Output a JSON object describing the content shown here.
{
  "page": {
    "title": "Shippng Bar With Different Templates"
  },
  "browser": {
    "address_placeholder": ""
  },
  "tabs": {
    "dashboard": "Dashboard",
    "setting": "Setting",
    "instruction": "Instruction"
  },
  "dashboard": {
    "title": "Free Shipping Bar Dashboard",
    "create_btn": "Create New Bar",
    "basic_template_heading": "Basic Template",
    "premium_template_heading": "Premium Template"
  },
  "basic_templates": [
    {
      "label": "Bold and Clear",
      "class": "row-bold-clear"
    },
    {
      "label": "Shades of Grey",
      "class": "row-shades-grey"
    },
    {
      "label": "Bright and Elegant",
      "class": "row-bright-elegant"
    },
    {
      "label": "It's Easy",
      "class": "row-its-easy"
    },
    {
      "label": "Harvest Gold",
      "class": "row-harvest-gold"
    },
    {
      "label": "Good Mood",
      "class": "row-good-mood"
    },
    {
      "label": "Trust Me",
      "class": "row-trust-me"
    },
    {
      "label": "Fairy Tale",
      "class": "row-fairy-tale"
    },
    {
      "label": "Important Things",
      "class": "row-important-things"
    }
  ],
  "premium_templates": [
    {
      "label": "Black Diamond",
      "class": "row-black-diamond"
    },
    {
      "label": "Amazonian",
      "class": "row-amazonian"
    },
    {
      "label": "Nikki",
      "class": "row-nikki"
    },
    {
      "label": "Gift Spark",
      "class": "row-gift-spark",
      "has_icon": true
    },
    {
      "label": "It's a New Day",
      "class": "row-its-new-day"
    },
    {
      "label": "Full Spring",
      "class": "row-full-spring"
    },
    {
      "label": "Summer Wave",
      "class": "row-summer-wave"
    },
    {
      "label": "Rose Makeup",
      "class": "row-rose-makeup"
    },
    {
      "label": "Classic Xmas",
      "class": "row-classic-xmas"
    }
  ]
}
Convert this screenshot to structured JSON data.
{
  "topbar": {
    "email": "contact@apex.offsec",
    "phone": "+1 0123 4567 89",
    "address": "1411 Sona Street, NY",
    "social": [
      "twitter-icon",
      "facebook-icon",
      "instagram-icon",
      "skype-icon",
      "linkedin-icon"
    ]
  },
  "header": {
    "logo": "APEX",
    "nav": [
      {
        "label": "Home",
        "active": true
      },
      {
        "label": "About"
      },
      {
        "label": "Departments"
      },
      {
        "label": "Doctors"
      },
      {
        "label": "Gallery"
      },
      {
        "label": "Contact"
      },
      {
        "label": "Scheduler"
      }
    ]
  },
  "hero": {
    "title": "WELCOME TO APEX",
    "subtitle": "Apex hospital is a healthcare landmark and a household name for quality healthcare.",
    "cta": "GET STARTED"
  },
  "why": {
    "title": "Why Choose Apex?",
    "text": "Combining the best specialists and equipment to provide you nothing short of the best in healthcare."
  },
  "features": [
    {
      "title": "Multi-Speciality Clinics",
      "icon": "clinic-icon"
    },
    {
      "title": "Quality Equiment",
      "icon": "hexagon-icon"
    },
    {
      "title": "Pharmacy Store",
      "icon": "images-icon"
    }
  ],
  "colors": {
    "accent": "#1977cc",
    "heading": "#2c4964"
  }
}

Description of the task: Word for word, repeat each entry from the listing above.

Expected output:
Output a JSON object describing the content shown here.
{
  "page": {
    "title": "Shippng Bar With Different Templates"
  },
  "browser": {
    "address_placeholder": ""
  },
  "tabs": {
    "dashboard": "Dashboard",
    "setting": "Setting",
    "instruction": "Instruction"
  },
  "dashboard": {
    "title": "Free Shipping Bar Dashboard",
    "create_btn": "Create New Bar",
    "basic_template_heading": "Basic Template",
    "premium_template_heading": "Premium Template"
  },
  "basic_templates": [
    {
      "label": "Bold and Clear",
      "class": "row-bold-clear"
    },
    {
      "label": "Shades of Grey",
      "class": "row-shades-grey"
    },
    {
      "label": "Bright and Elegant",
      "class": "row-bright-elegant"
    },
    {
      "label": "It's Easy",
      "class": "row-its-easy"
    },
    {
      "label": "Harvest Gold",
      "class": "row-harvest-gold"
    },
    {
      "label": "Good Mood",
      "class": "row-good-mood"
    },
    {
      "label": "Trust Me",
      "class": "row-trust-me"
    },
    {
      "label": "Fairy Tale",
      "class": "row-fairy-tale"
    },
    {
      "label": "Important Things",
      "class": "row-important-things"
    }
  ],
  "premium_templates": [
    {
      "label": "Black Diamond",
      "class": "row-black-diamond"
    },
    {
      "label": "Amazonian",
      "class": "row-amazonian"
    },
    {
      "label": "Nikki",
      "class": "row-nikki"
    },
    {
      "label": "Gift Spark",
      "class": "row-gift-spark",
      "has_icon": true
    },
    {
      "label": "It's a New Day",
      "class": "row-its-new-day"
    },
    {
      "label": "Full Spring",
      "class": "row-full-spring"
    },
    {
      "label": "Summer Wave",
      "class": "row-summer-wave"
    },
    {
      "label": "Rose Makeup",
      "class": "row-rose-makeup"
    },
    {
      "label": "Classic Xmas",
      "class": "row-classic-xmas"
    }
  ]
}
Convert this screenshot to structured JSON data.
{
  "topbar": {
    "email": "contact@apex.offsec",
    "phone": "+1 0123 4567 89",
    "address": "1411 Sona Street, NY",
    "social": [
      "twitter-icon",
      "facebook-icon",
      "instagram-icon",
      "skype-icon",
      "linkedin-icon"
    ]
  },
  "header": {
    "logo": "APEX",
    "nav": [
      {
        "label": "Home",
        "active": true
      },
      {
        "label": "About"
      },
      {
        "label": "Departments"
      },
      {
        "label": "Doctors"
      },
      {
        "label": "Gallery"
      },
      {
        "label": "Contact"
      },
      {
        "label": "Scheduler"
      }
    ]
  },
  "hero": {
    "title": "WELCOME TO APEX",
    "subtitle": "Apex hospital is a healthcare landmark and a household name for quality healthcare.",
    "cta": "GET STARTED"
  },
  "why": {
    "title": "Why Choose Apex?",
    "text": "Combining the best specialists and equipment to provide you nothing short of the best in healthcare."
  },
  "features": [
    {
      "title": "Multi-Speciality Clinics",
      "icon": "clinic-icon"
    },
    {
      "title": "Quality Equiment",
      "icon": "hexagon-icon"
    },
    {
      "title": "Pharmacy Store",
      "icon": "images-icon"
    }
  ],
  "colors": {
    "accent": "#1977cc",
    "heading": "#2c4964"
  }
}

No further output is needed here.